Your instructions: The records that follow must be repeated verbatim, every one of them.

Records supplied:
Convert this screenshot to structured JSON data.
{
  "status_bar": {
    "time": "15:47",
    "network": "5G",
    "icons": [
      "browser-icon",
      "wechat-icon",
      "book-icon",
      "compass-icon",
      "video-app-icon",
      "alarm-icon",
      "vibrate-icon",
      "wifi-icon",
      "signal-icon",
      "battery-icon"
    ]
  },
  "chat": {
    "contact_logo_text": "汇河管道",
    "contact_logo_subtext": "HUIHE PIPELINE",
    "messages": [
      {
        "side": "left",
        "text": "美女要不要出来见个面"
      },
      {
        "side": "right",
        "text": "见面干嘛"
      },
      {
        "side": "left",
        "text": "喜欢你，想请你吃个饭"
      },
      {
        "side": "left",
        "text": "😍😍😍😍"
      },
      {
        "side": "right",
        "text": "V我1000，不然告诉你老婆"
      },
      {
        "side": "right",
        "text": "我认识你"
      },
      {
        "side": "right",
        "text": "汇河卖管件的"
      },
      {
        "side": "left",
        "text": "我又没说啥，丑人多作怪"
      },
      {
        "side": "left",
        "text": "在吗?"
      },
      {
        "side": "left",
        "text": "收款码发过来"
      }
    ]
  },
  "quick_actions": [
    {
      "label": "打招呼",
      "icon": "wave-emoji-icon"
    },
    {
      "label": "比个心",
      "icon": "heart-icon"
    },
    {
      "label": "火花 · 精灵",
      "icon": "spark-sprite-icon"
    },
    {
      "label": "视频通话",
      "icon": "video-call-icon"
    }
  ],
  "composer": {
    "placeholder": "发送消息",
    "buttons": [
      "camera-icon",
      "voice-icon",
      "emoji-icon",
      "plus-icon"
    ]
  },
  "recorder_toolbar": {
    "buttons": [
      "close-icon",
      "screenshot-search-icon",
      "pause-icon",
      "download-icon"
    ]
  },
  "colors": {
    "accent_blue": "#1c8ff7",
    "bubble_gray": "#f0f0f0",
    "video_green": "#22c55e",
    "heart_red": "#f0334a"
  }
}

Output of the exercise:
Convert this screenshot to structured JSON data.
{
  "status_bar": {
    "time": "15:47",
    "network": "5G",
    "icons": [
      "browser-icon",
      "wechat-icon",
      "book-icon",
      "compass-icon",
      "video-app-icon",
      "alarm-icon",
      "vibrate-icon",
      "wifi-icon",
      "signal-icon",
      "battery-icon"
    ]
  },
  "chat": {
    "contact_logo_text": "汇河管道",
    "contact_logo_subtext": "HUIHE PIPELINE",
    "messages": [
      {
        "side": "left",
        "text": "美女要不要出来见个面"
      },
      {
        "side": "right",
        "text": "见面干嘛"
      },
      {
        "side": "left",
        "text": "喜欢你，想请你吃个饭"
      },
      {
        "side": "left",
        "text": "😍😍😍😍"
      },
      {
        "side": "right",
        "text": "V我1000，不然告诉你老婆"
      },
      {
        "side": "right",
        "text": "我认识你"
      },
      {
        "side": "right",
        "text": "汇河卖管件的"
      },
      {
        "side": "left",
        "text": "我又没说啥，丑人多作怪"
      },
      {
        "side": "left",
        "text": "在吗?"
      },
      {
        "side": "left",
        "text": "收款码发过来"
      }
    ]
  },
  "quick_actions": [
    {
      "label": "打招呼",
      "icon": "wave-emoji-icon"
    },
    {
      "label": "比个心",
      "icon": "heart-icon"
    },
    {
      "label": "火花 · 精灵",
      "icon": "spark-sprite-icon"
    },
    {
      "label": "视频通话",
      "icon": "video-call-icon"
    }
  ],
  "composer": {
    "placeholder": "发送消息",
    "buttons": [
      "camera-icon",
      "voice-icon",
      "emoji-icon",
      "plus-icon"
    ]
  },
  "recorder_toolbar": {
    "buttons": [
      "close-icon",
      "screenshot-search-icon",
      "pause-icon",
      "download-icon"
    ]
  },
  "colors": {
    "accent_blue": "#1c8ff7",
    "bubble_gray": "#f0f0f0",
    "video_green": "#22c55e",
    "heart_red": "#f0334a"
  }
}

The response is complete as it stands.